### Items from a dataset
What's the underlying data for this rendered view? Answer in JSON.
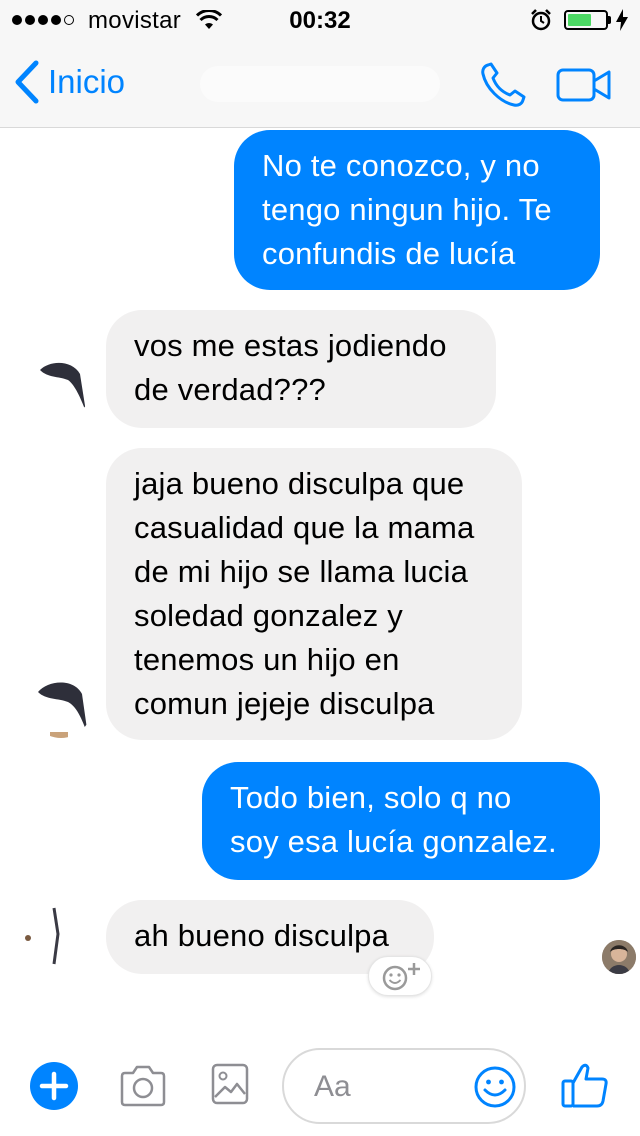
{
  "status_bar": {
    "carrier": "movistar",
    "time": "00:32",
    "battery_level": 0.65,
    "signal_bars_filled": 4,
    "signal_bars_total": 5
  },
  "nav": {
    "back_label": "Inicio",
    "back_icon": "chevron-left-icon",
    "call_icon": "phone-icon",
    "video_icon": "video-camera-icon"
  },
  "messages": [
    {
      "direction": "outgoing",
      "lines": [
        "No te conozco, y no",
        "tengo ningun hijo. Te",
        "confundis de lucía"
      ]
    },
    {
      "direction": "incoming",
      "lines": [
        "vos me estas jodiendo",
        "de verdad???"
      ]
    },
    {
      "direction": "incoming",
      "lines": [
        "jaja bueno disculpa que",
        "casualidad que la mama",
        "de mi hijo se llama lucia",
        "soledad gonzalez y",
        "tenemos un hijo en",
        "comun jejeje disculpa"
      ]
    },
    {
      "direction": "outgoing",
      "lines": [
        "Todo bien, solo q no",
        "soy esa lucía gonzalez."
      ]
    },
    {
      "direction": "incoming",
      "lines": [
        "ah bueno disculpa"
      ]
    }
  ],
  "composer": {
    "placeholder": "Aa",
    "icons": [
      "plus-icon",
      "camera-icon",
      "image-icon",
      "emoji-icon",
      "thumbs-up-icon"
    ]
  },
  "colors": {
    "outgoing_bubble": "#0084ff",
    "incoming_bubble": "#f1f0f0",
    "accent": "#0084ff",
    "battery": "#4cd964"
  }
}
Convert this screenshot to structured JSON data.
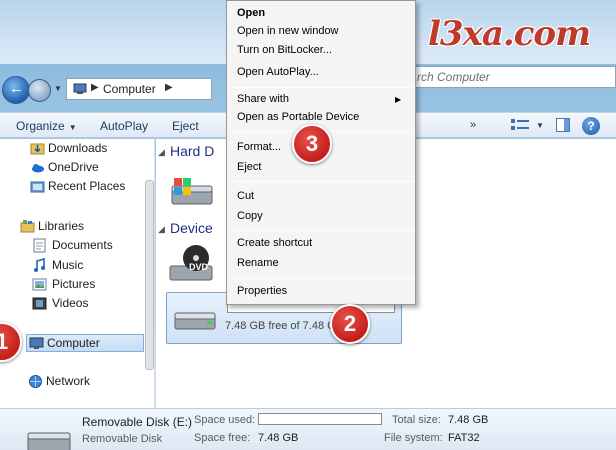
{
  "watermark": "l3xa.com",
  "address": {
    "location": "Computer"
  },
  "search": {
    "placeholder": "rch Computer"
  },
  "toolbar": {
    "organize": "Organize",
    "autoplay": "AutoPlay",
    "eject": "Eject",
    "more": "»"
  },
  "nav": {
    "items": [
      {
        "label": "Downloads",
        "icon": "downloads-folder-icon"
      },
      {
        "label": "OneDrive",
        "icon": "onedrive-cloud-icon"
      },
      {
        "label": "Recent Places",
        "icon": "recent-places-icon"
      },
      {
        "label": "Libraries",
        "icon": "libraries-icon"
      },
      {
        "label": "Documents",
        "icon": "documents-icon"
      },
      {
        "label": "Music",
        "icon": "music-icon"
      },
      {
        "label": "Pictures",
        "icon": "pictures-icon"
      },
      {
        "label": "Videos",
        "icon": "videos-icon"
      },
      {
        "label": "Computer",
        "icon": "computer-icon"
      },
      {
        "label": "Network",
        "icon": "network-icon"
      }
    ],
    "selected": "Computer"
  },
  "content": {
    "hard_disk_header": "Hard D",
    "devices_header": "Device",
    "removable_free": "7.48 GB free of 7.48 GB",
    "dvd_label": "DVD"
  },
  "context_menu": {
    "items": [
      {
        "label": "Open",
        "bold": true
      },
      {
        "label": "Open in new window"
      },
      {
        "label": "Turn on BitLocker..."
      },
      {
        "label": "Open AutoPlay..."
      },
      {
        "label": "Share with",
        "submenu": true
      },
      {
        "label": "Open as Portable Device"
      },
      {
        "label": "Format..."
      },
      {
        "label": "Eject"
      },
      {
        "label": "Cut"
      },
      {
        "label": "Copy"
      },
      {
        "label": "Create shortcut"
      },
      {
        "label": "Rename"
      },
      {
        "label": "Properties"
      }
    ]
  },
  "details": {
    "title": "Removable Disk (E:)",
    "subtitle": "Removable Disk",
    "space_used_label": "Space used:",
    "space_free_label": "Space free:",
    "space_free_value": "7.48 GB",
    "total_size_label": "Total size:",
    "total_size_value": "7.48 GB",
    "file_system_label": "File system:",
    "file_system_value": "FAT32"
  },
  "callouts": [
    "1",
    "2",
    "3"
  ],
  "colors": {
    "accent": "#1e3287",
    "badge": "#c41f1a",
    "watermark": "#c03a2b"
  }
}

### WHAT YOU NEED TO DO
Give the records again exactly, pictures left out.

### SOLUTION
What's the underlying data for this rendered view? Answer in JSON.
{
  "status_bar": {
    "carrier": "movistar",
    "time": "00:32",
    "battery_level": 0.65,
    "signal_bars_filled": 4,
    "signal_bars_total": 5
  },
  "nav": {
    "back_label": "Inicio",
    "back_icon": "chevron-left-icon",
    "call_icon": "phone-icon",
    "video_icon": "video-camera-icon"
  },
  "messages": [
    {
      "direction": "outgoing",
      "lines": [
        "No te conozco, y no",
        "tengo ningun hijo. Te",
        "confundis de lucía"
      ]
    },
    {
      "direction": "incoming",
      "lines": [
        "vos me estas jodiendo",
        "de verdad???"
      ]
    },
    {
      "direction": "incoming",
      "lines": [
        "jaja bueno disculpa que",
        "casualidad que la mama",
        "de mi hijo se llama lucia",
        "soledad gonzalez y",
        "tenemos un hijo en",
        "comun jejeje disculpa"
      ]
    },
    {
      "direction": "outgoing",
      "lines": [
        "Todo bien, solo q no",
        "soy esa lucía gonzalez."
      ]
    },
    {
      "direction": "incoming",
      "lines": [
        "ah bueno disculpa"
      ]
    }
  ],
  "composer": {
    "placeholder": "Aa",
    "icons": [
      "plus-icon",
      "camera-icon",
      "image-icon",
      "emoji-icon",
      "thumbs-up-icon"
    ]
  },
  "colors": {
    "outgoing_bubble": "#0084ff",
    "incoming_bubble": "#f1f0f0",
    "accent": "#0084ff",
    "battery": "#4cd964"
  }
}
Convert this screenshot to structured JSON data.
{
  "watermark": "l3xa.com",
  "address": {
    "location": "Computer"
  },
  "search": {
    "placeholder": "rch Computer"
  },
  "toolbar": {
    "organize": "Organize",
    "autoplay": "AutoPlay",
    "eject": "Eject",
    "more": "»"
  },
  "nav": {
    "items": [
      {
        "label": "Downloads",
        "icon": "downloads-folder-icon"
      },
      {
        "label": "OneDrive",
        "icon": "onedrive-cloud-icon"
      },
      {
        "label": "Recent Places",
        "icon": "recent-places-icon"
      },
      {
        "label": "Libraries",
        "icon": "libraries-icon"
      },
      {
        "label": "Documents",
        "icon": "documents-icon"
      },
      {
        "label": "Music",
        "icon": "music-icon"
      },
      {
        "label": "Pictures",
        "icon": "pictures-icon"
      },
      {
        "label": "Videos",
        "icon": "videos-icon"
      },
      {
        "label": "Computer",
        "icon": "computer-icon"
      },
      {
        "label": "Network",
        "icon": "network-icon"
      }
    ],
    "selected": "Computer"
  },
  "content": {
    "hard_disk_header": "Hard D",
    "devices_header": "Device",
    "removable_free": "7.48 GB free of 7.48 GB",
    "dvd_label": "DVD"
  },
  "context_menu": {
    "items": [
      {
        "label": "Open",
        "bold": true
      },
      {
        "label": "Open in new window"
      },
      {
        "label": "Turn on BitLocker..."
      },
      {
        "label": "Open AutoPlay..."
      },
      {
        "label": "Share with",
        "submenu": true
      },
      {
        "label": "Open as Portable Device"
      },
      {
        "label": "Format..."
      },
      {
        "label": "Eject"
      },
      {
        "label": "Cut"
      },
      {
        "label": "Copy"
      },
      {
        "label": "Create shortcut"
      },
      {
        "label": "Rename"
      },
      {
        "label": "Properties"
      }
    ]
  },
  "details": {
    "title": "Removable Disk (E:)",
    "subtitle": "Removable Disk",
    "space_used_label": "Space used:",
    "space_free_label": "Space free:",
    "space_free_value": "7.48 GB",
    "total_size_label": "Total size:",
    "total_size_value": "7.48 GB",
    "file_system_label": "File system:",
    "file_system_value": "FAT32"
  },
  "callouts": [
    "1",
    "2",
    "3"
  ],
  "colors": {
    "accent": "#1e3287",
    "badge": "#c41f1a",
    "watermark": "#c03a2b"
  }
}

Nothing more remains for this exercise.